### Goal of the exercise
Please write out all of the entries exactly as they appear.

### Listed records
* * *

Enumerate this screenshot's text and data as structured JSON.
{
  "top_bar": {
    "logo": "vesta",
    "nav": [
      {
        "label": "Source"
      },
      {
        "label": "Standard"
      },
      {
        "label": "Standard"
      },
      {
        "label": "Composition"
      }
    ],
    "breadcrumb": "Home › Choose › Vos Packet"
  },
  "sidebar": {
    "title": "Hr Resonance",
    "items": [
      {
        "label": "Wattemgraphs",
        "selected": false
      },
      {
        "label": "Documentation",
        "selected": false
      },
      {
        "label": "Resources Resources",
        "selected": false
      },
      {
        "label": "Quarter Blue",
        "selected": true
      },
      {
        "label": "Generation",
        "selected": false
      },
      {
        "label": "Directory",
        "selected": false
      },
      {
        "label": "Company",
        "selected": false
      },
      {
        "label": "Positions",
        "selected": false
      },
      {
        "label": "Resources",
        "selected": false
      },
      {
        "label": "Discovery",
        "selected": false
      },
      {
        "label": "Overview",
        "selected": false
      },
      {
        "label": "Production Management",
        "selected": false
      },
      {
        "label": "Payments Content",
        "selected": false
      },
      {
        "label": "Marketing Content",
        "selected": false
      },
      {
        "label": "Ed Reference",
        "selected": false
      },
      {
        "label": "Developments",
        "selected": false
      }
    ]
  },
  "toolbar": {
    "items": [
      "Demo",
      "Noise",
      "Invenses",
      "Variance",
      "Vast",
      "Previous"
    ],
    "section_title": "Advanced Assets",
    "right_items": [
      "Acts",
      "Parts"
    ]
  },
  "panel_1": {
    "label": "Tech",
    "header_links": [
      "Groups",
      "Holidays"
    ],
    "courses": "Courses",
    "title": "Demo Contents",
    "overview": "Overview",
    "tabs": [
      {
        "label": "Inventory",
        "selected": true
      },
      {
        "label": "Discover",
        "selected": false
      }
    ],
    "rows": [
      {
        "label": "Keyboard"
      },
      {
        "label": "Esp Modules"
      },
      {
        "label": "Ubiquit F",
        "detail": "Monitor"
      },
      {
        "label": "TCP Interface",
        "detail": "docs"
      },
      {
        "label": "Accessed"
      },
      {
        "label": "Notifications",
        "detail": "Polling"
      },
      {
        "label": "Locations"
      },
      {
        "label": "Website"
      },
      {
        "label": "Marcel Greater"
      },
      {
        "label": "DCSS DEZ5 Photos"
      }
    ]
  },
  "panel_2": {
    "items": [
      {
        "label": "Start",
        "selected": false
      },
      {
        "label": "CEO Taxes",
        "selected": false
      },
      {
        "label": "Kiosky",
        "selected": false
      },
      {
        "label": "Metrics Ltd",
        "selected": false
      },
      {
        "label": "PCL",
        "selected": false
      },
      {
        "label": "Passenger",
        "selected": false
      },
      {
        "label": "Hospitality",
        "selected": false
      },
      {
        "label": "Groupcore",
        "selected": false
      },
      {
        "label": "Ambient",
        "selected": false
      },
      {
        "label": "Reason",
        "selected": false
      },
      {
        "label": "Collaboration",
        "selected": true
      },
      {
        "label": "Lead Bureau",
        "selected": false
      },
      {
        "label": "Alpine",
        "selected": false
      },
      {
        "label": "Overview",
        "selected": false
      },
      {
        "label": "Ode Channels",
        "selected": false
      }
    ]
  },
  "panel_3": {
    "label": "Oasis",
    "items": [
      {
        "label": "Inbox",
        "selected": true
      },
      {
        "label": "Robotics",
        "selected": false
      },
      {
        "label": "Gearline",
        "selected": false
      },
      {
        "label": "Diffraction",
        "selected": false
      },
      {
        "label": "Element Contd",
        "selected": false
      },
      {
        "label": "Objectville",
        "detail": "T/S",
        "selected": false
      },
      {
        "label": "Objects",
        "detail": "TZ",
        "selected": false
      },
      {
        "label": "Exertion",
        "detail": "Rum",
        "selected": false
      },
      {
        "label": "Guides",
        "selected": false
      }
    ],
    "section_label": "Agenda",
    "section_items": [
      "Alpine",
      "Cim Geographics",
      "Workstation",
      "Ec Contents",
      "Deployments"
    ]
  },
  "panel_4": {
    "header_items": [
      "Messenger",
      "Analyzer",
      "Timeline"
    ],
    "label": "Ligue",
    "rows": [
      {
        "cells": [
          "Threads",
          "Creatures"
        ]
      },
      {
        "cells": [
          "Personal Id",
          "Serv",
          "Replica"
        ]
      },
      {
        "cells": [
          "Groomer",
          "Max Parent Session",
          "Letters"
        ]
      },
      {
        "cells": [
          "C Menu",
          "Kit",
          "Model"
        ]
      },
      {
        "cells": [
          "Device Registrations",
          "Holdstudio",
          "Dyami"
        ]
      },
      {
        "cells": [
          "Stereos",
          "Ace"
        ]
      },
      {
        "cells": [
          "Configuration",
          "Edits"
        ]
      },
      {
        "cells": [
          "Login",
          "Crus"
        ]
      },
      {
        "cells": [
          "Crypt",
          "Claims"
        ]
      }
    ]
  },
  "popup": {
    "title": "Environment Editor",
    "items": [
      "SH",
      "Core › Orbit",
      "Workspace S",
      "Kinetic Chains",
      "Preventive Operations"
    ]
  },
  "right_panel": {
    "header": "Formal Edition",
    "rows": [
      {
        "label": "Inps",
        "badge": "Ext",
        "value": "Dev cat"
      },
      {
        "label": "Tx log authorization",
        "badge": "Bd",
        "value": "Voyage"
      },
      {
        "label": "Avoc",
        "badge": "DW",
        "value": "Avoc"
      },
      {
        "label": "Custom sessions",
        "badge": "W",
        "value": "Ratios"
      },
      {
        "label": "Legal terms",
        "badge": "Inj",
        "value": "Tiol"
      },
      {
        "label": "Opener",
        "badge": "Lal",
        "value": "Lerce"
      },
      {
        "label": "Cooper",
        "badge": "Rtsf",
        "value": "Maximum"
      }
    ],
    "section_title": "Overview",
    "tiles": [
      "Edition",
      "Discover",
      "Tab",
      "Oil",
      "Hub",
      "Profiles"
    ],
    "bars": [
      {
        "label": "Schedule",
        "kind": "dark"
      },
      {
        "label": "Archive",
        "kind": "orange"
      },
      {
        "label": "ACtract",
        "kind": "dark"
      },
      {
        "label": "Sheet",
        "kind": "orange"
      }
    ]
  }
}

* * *

### Answer below
Enumerate this screenshot's text and data as structured JSON.
{
  "top_bar": {
    "logo": "vesta",
    "nav": [
      {
        "label": "Source"
      },
      {
        "label": "Standard"
      },
      {
        "label": "Standard"
      },
      {
        "label": "Composition"
      }
    ],
    "breadcrumb": "Home › Choose › Vos Packet"
  },
  "sidebar": {
    "title": "Hr Resonance",
    "items": [
      {
        "label": "Wattemgraphs",
        "selected": false
      },
      {
        "label": "Documentation",
        "selected": false
      },
      {
        "label": "Resources Resources",
        "selected": false
      },
      {
        "label": "Quarter Blue",
        "selected": true
      },
      {
        "label": "Generation",
        "selected": false
      },
      {
        "label": "Directory",
        "selected": false
      },
      {
        "label": "Company",
        "selected": false
      },
      {
        "label": "Positions",
        "selected": false
      },
      {
        "label": "Resources",
        "selected": false
      },
      {
        "label": "Discovery",
        "selected": false
      },
      {
        "label": "Overview",
        "selected": false
      },
      {
        "label": "Production Management",
        "selected": false
      },
      {
        "label": "Payments Content",
        "selected": false
      },
      {
        "label": "Marketing Content",
        "selected": false
      },
      {
        "label": "Ed Reference",
        "selected": false
      },
      {
        "label": "Developments",
        "selected": false
      }
    ]
  },
  "toolbar": {
    "items": [
      "Demo",
      "Noise",
      "Invenses",
      "Variance",
      "Vast",
      "Previous"
    ],
    "section_title": "Advanced Assets",
    "right_items": [
      "Acts",
      "Parts"
    ]
  },
  "panel_1": {
    "label": "Tech",
    "header_links": [
      "Groups",
      "Holidays"
    ],
    "courses": "Courses",
    "title": "Demo Contents",
    "overview": "Overview",
    "tabs": [
      {
        "label": "Inventory",
        "selected": true
      },
      {
        "label": "Discover",
        "selected": false
      }
    ],
    "rows": [
      {
        "label": "Keyboard"
      },
      {
        "label": "Esp Modules"
      },
      {
        "label": "Ubiquit F",
        "detail": "Monitor"
      },
      {
        "label": "TCP Interface",
        "detail": "docs"
      },
      {
        "label": "Accessed"
      },
      {
        "label": "Notifications",
        "detail": "Polling"
      },
      {
        "label": "Locations"
      },
      {
        "label": "Website"
      },
      {
        "label": "Marcel Greater"
      },
      {
        "label": "DCSS DEZ5 Photos"
      }
    ]
  },
  "panel_2": {
    "items": [
      {
        "label": "Start",
        "selected": false
      },
      {
        "label": "CEO Taxes",
        "selected": false
      },
      {
        "label": "Kiosky",
        "selected": false
      },
      {
        "label": "Metrics Ltd",
        "selected": false
      },
      {
        "label": "PCL",
        "selected": false
      },
      {
        "label": "Passenger",
        "selected": false
      },
      {
        "label": "Hospitality",
        "selected": false
      },
      {
        "label": "Groupcore",
        "selected": false
      },
      {
        "label": "Ambient",
        "selected": false
      },
      {
        "label": "Reason",
        "selected": false
      },
      {
        "label": "Collaboration",
        "selected": true
      },
      {
        "label": "Lead Bureau",
        "selected": false
      },
      {
        "label": "Alpine",
        "selected": false
      },
      {
        "label": "Overview",
        "selected": false
      },
      {
        "label": "Ode Channels",
        "selected": false
      }
    ]
  },
  "panel_3": {
    "label": "Oasis",
    "items": [
      {
        "label": "Inbox",
        "selected": true
      },
      {
        "label": "Robotics",
        "selected": false
      },
      {
        "label": "Gearline",
        "selected": false
      },
      {
        "label": "Diffraction",
        "selected": false
      },
      {
        "label": "Element Contd",
        "selected": false
      },
      {
        "label": "Objectville",
        "detail": "T/S",
        "selected": false
      },
      {
        "label": "Objects",
        "detail": "TZ",
        "selected": false
      },
      {
        "label": "Exertion",
        "detail": "Rum",
        "selected": false
      },
      {
        "label": "Guides",
        "selected": false
      }
    ],
    "section_label": "Agenda",
    "section_items": [
      "Alpine",
      "Cim Geographics",
      "Workstation",
      "Ec Contents",
      "Deployments"
    ]
  },
  "panel_4": {
    "header_items": [
      "Messenger",
      "Analyzer",
      "Timeline"
    ],
    "label": "Ligue",
    "rows": [
      {
        "cells": [
          "Threads",
          "Creatures"
        ]
      },
      {
        "cells": [
          "Personal Id",
          "Serv",
          "Replica"
        ]
      },
      {
        "cells": [
          "Groomer",
          "Max Parent Session",
          "Letters"
        ]
      },
      {
        "cells": [
          "C Menu",
          "Kit",
          "Model"
        ]
      },
      {
        "cells": [
          "Device Registrations",
          "Holdstudio",
          "Dyami"
        ]
      },
      {
        "cells": [
          "Stereos",
          "Ace"
        ]
      },
      {
        "cells": [
          "Configuration",
          "Edits"
        ]
      },
      {
        "cells": [
          "Login",
          "Crus"
        ]
      },
      {
        "cells": [
          "Crypt",
          "Claims"
        ]
      }
    ]
  },
  "popup": {
    "title": "Environment Editor",
    "items": [
      "SH",
      "Core › Orbit",
      "Workspace S",
      "Kinetic Chains",
      "Preventive Operations"
    ]
  },
  "right_panel": {
    "header": "Formal Edition",
    "rows": [
      {
        "label": "Inps",
        "badge": "Ext",
        "value": "Dev cat"
      },
      {
        "label": "Tx log authorization",
        "badge": "Bd",
        "value": "Voyage"
      },
      {
        "label": "Avoc",
        "badge": "DW",
        "value": "Avoc"
      },
      {
        "label": "Custom sessions",
        "badge": "W",
        "value": "Ratios"
      },
      {
        "label": "Legal terms",
        "badge": "Inj",
        "value": "Tiol"
      },
      {
        "label": "Opener",
        "badge": "Lal",
        "value": "Lerce"
      },
      {
        "label": "Cooper",
        "badge": "Rtsf",
        "value": "Maximum"
      }
    ],
    "section_title": "Overview",
    "tiles": [
      "Edition",
      "Discover",
      "Tab",
      "Oil",
      "Hub",
      "Profiles"
    ],
    "bars": [
      {
        "label": "Schedule",
        "kind": "dark"
      },
      {
        "label": "Archive",
        "kind": "orange"
      },
      {
        "label": "ACtract",
        "kind": "dark"
      },
      {
        "label": "Sheet",
        "kind": "orange"
      }
    ]
  }
}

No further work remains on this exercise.